The Mogao Grottoes, a site on the World Heritage list, is being threatened by increasing arid conditions, say experts.
The intensified desertification caused by water shortages in the area has harmed the preservation of the cultural relics in recent years.
The grottoes are located on a cliff about 25 kilometers southeast of Dunhuang, a city in a desert in the southwest of Gansu Province in Northwest China.
More than half of the murals and painted sculptures in 492 caves are suffering from color changes or crisping and peeling, as well as other damage linked to an increasing number of sandstorms, said Wang Wanfu, deputy director of the Relics Preservation Research Institute under the Dunhuang Academy.
The water shortage in Dunhuang has mainly been caused by the increasing demand for supplies by residents and tourists, the relics protection expert told China Daily.
Formed since AD 366, the grottoes are made up of a 1,680-metre-long complex with 735 caves from different dynasties. Of the total, 492 in the south were for worshipping purposes and the remaining 243 in the north were used by monks to live in, Wang said.
Since 1987, when the grottoes were put on the World Heritage list by the United Nations Educational, Scientific and Cultural Organization, they have attracted more and more tourists from both home and abroad.
Local farmers have been pumping underground water for agricultural irrigation since the 1970s, and at present there are more than 1,500 such irrigation wells across Dunhuang, sources from the local water conservancy department said.
It has caused the level of underground water to drop by about 50 centimeters annually over the past 25 years, according to Ma Yucheng, deputy director of Dunhuang Municipal Water Authority.
The drop has also caused grassland degeneration and wetland withering, the official said.
The serious situation has drawn attention from local officials. Dunhuang municipal government has banned the drilling of new irrigation wells, and plans to develop a more efficient agriculture system to save water, according to Zhang Ping, Dunhuang's deputy mayor.
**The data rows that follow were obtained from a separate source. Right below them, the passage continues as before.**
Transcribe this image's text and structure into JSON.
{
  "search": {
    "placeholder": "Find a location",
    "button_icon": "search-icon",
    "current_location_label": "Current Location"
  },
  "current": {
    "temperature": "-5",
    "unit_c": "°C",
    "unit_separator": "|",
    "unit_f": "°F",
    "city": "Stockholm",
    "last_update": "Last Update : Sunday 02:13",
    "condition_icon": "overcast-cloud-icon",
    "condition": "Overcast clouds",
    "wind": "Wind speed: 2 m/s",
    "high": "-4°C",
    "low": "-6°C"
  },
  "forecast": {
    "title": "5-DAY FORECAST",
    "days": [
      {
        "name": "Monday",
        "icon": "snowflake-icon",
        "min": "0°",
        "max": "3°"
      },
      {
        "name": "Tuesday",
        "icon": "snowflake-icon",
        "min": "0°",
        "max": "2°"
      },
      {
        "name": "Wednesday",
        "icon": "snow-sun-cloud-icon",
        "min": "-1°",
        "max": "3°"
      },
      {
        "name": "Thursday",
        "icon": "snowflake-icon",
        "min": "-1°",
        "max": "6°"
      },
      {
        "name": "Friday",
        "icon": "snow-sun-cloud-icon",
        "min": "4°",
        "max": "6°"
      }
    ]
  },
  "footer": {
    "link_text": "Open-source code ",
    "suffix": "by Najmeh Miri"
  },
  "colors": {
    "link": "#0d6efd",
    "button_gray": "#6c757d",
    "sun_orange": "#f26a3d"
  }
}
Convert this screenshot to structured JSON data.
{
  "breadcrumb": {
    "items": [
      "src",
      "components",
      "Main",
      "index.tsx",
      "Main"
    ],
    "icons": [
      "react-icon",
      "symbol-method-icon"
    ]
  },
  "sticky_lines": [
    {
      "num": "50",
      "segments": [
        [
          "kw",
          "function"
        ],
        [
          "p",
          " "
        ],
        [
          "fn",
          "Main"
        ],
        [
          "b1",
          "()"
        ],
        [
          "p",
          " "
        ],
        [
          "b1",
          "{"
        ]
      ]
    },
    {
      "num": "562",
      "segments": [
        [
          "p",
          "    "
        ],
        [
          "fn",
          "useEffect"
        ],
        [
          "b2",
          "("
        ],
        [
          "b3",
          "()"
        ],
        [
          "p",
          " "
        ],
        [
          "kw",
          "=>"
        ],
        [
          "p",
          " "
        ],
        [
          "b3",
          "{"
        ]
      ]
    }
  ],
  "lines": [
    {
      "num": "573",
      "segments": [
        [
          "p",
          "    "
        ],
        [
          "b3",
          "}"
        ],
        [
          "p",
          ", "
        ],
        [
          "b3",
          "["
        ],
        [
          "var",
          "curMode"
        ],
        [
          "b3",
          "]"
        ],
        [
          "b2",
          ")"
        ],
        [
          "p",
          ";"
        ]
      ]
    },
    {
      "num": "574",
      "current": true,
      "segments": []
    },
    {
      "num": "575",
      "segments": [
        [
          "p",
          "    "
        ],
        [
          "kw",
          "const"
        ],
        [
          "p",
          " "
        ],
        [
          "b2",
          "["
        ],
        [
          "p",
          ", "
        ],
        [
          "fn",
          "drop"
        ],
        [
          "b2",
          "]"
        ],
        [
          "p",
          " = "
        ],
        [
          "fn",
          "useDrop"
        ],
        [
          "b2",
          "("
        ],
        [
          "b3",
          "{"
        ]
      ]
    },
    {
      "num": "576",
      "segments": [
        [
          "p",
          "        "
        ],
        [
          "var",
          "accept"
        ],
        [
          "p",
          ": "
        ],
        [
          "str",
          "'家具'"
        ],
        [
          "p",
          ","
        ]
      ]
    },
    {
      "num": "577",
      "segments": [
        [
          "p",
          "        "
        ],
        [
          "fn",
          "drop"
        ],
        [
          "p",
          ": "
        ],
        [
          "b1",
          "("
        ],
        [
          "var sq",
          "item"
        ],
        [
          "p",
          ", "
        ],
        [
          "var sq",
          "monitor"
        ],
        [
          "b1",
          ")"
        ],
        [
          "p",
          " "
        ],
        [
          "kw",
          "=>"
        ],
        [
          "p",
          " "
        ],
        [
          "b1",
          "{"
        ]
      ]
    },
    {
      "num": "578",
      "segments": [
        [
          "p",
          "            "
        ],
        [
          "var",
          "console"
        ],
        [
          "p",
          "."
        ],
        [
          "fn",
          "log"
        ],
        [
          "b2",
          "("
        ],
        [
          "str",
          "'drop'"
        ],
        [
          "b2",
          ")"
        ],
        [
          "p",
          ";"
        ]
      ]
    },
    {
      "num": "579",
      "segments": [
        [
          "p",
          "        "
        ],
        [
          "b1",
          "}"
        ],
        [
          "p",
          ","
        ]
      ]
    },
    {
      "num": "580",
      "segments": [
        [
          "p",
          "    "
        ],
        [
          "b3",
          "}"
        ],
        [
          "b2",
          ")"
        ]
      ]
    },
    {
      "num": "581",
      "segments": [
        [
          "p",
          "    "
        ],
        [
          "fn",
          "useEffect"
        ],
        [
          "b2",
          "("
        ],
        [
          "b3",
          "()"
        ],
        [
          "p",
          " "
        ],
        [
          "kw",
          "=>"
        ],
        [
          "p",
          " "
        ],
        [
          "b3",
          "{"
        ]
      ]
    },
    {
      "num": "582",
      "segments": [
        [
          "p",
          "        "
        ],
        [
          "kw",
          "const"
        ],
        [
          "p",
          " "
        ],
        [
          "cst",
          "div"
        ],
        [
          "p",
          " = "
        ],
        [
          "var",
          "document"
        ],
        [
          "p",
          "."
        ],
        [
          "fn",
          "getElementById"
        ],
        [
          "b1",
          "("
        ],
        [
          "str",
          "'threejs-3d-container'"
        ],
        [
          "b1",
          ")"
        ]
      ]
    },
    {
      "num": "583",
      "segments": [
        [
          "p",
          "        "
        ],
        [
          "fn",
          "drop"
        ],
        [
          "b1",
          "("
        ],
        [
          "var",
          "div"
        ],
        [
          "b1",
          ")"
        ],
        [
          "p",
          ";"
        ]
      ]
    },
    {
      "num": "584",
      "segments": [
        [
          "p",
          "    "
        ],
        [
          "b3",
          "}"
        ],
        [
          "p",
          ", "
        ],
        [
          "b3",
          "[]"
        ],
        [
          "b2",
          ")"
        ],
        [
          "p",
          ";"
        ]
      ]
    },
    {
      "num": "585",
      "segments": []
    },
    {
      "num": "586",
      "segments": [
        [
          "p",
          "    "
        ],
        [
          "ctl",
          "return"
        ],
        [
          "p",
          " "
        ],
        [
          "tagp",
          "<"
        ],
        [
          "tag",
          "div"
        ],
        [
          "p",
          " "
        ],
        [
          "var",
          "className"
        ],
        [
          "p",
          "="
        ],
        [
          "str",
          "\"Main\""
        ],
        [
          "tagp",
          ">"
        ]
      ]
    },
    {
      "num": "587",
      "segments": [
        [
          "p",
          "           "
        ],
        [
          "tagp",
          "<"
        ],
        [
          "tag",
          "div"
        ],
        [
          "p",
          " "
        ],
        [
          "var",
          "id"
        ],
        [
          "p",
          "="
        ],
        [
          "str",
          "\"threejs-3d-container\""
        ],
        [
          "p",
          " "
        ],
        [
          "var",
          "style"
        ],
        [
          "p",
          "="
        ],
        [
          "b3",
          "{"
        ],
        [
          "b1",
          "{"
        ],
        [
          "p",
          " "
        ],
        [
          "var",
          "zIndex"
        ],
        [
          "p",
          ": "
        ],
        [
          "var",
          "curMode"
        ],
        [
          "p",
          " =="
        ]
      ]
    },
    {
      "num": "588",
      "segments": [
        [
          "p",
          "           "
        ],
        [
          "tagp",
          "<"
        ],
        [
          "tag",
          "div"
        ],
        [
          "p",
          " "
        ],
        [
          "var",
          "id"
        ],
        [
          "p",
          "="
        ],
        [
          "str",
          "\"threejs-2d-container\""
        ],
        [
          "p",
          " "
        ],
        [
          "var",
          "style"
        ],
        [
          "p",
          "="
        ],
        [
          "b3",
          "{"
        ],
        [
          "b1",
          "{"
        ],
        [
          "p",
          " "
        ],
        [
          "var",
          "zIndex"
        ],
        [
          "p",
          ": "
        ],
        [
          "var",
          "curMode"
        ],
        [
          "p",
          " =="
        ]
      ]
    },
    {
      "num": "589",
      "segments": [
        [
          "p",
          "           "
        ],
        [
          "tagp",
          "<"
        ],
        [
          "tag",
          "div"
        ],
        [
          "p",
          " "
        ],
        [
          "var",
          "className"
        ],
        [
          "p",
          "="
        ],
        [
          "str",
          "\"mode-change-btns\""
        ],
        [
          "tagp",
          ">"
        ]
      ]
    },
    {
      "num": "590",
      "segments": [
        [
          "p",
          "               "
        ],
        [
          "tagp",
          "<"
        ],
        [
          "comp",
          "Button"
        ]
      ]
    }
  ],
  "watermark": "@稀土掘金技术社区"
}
The local government has suggested creating a water diversion project for several years, which has been put aside because of fund shortages and arduous construction, Zhang said.
(China Daily February 27, 2006)